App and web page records
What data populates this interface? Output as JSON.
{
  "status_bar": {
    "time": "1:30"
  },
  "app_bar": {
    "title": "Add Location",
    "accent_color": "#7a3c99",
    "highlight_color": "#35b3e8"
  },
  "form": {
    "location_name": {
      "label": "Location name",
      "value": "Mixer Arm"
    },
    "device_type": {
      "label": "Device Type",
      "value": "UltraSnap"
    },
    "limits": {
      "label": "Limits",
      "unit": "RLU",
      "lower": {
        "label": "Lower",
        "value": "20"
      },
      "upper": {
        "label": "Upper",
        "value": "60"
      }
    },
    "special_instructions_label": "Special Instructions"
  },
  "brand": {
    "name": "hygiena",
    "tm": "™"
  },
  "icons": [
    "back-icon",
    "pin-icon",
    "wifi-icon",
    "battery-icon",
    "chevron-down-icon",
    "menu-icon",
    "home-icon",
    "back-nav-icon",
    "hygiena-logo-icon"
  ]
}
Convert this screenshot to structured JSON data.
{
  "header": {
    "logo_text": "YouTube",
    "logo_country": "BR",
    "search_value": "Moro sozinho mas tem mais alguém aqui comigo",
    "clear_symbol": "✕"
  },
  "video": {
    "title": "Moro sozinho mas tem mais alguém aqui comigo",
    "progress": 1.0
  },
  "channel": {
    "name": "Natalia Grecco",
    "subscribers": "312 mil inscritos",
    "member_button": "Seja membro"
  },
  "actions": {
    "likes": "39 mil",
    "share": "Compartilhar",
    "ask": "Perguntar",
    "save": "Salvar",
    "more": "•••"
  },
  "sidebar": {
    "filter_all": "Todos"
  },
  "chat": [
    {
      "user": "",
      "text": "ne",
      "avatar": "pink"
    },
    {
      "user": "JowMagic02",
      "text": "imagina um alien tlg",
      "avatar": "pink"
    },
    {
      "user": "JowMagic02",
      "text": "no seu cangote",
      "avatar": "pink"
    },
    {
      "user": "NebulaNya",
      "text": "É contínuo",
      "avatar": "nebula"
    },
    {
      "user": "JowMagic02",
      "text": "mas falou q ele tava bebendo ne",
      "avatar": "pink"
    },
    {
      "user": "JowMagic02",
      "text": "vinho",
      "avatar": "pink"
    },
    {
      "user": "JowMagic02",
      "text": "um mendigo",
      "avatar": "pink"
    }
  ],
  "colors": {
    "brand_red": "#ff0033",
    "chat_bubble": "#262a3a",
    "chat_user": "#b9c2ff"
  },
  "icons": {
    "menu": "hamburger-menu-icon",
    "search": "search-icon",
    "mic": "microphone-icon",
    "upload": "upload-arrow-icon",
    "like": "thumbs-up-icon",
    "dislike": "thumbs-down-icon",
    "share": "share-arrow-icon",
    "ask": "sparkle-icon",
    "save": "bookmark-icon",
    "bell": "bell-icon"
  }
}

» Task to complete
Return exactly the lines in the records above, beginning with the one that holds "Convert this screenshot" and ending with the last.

» Response area
Convert this screenshot to structured JSON data.
{
  "header": {
    "logo_text": "YouTube",
    "logo_country": "BR",
    "search_value": "Moro sozinho mas tem mais alguém aqui comigo",
    "clear_symbol": "✕"
  },
  "video": {
    "title": "Moro sozinho mas tem mais alguém aqui comigo",
    "progress": 1.0
  },
  "channel": {
    "name": "Natalia Grecco",
    "subscribers": "312 mil inscritos",
    "member_button": "Seja membro"
  },
  "actions": {
    "likes": "39 mil",
    "share": "Compartilhar",
    "ask": "Perguntar",
    "save": "Salvar",
    "more": "•••"
  },
  "sidebar": {
    "filter_all": "Todos"
  },
  "chat": [
    {
      "user": "",
      "text": "ne",
      "avatar": "pink"
    },
    {
      "user": "JowMagic02",
      "text": "imagina um alien tlg",
      "avatar": "pink"
    },
    {
      "user": "JowMagic02",
      "text": "no seu cangote",
      "avatar": "pink"
    },
    {
      "user": "NebulaNya",
      "text": "É contínuo",
      "avatar": "nebula"
    },
    {
      "user": "JowMagic02",
      "text": "mas falou q ele tava bebendo ne",
      "avatar": "pink"
    },
    {
      "user": "JowMagic02",
      "text": "vinho",
      "avatar": "pink"
    },
    {
      "user": "JowMagic02",
      "text": "um mendigo",
      "avatar": "pink"
    }
  ],
  "colors": {
    "brand_red": "#ff0033",
    "chat_bubble": "#262a3a",
    "chat_user": "#b9c2ff"
  },
  "icons": {
    "menu": "hamburger-menu-icon",
    "search": "search-icon",
    "mic": "microphone-icon",
    "upload": "upload-arrow-icon",
    "like": "thumbs-up-icon",
    "dislike": "thumbs-down-icon",
    "share": "share-arrow-icon",
    "ask": "sparkle-icon",
    "save": "bookmark-icon",
    "bell": "bell-icon"
  }
}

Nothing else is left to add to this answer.